## [Records for this task]
════════
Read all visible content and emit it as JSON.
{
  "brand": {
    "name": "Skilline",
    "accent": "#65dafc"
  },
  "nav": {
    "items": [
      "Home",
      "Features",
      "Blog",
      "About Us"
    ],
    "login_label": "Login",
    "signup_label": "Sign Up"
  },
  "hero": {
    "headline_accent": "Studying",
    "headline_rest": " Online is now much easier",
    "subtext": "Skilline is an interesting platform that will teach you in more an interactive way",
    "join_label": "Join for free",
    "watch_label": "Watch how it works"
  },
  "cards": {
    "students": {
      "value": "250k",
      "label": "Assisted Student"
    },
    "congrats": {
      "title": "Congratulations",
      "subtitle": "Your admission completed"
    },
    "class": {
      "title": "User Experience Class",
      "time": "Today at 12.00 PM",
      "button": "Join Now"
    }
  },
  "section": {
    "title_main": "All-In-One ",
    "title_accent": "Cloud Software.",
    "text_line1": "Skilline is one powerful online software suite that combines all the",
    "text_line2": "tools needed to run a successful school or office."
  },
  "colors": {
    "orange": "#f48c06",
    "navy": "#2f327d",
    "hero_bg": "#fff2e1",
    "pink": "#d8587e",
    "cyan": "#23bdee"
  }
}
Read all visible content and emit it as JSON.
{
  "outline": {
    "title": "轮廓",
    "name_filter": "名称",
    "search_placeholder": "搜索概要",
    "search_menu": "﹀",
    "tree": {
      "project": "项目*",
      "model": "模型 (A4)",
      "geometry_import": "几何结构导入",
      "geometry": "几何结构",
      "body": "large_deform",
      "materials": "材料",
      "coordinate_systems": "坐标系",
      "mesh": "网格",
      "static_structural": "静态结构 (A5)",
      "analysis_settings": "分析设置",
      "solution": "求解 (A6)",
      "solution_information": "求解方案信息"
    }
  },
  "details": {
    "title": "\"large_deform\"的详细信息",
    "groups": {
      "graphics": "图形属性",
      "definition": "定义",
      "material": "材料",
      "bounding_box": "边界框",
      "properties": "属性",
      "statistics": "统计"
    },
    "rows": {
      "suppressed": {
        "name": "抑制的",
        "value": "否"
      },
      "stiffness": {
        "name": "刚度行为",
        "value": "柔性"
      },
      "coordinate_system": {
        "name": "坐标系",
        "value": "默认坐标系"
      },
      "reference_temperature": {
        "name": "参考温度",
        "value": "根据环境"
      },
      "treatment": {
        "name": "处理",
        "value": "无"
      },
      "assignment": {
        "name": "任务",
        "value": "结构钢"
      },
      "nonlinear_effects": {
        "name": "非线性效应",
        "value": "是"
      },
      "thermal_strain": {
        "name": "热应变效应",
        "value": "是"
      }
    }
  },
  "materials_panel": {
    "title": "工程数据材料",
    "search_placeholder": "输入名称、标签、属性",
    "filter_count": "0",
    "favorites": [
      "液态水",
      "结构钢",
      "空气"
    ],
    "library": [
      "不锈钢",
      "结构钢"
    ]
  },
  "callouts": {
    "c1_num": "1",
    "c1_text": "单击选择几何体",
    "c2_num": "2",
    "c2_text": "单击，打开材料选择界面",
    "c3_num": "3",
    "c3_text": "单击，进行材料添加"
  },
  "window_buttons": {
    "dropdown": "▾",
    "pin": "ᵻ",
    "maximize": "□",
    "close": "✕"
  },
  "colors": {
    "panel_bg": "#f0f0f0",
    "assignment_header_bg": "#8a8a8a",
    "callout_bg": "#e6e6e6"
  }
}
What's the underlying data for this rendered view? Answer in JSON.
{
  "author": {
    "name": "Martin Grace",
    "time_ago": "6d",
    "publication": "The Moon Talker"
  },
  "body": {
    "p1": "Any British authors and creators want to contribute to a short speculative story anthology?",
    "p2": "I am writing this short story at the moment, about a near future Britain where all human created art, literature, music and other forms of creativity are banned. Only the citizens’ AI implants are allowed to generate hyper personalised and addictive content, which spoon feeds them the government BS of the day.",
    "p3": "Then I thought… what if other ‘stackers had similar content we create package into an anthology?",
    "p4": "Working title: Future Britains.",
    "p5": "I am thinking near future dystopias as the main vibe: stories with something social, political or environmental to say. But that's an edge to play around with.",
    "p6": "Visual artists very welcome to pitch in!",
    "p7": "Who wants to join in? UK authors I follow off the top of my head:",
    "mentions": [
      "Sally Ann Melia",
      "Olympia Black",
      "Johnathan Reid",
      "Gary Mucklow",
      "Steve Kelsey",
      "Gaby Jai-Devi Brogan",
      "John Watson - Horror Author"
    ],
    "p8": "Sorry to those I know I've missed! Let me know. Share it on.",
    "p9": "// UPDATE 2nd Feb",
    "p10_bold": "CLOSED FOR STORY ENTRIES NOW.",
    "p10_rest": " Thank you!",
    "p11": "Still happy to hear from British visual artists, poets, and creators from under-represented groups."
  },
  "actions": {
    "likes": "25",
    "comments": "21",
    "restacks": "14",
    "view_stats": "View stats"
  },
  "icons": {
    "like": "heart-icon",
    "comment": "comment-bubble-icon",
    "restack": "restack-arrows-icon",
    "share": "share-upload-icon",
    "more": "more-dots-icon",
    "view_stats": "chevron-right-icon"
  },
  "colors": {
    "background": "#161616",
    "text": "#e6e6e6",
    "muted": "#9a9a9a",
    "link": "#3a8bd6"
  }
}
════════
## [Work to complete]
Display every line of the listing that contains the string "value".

## [Output]
      "value": "250k",
        "value": "否"
        "value": "柔性"
        "value": "默认坐标系"
        "value": "根据环境"
        "value": "无"
        "value": "结构钢"
        "value": "是"
        "value": "是"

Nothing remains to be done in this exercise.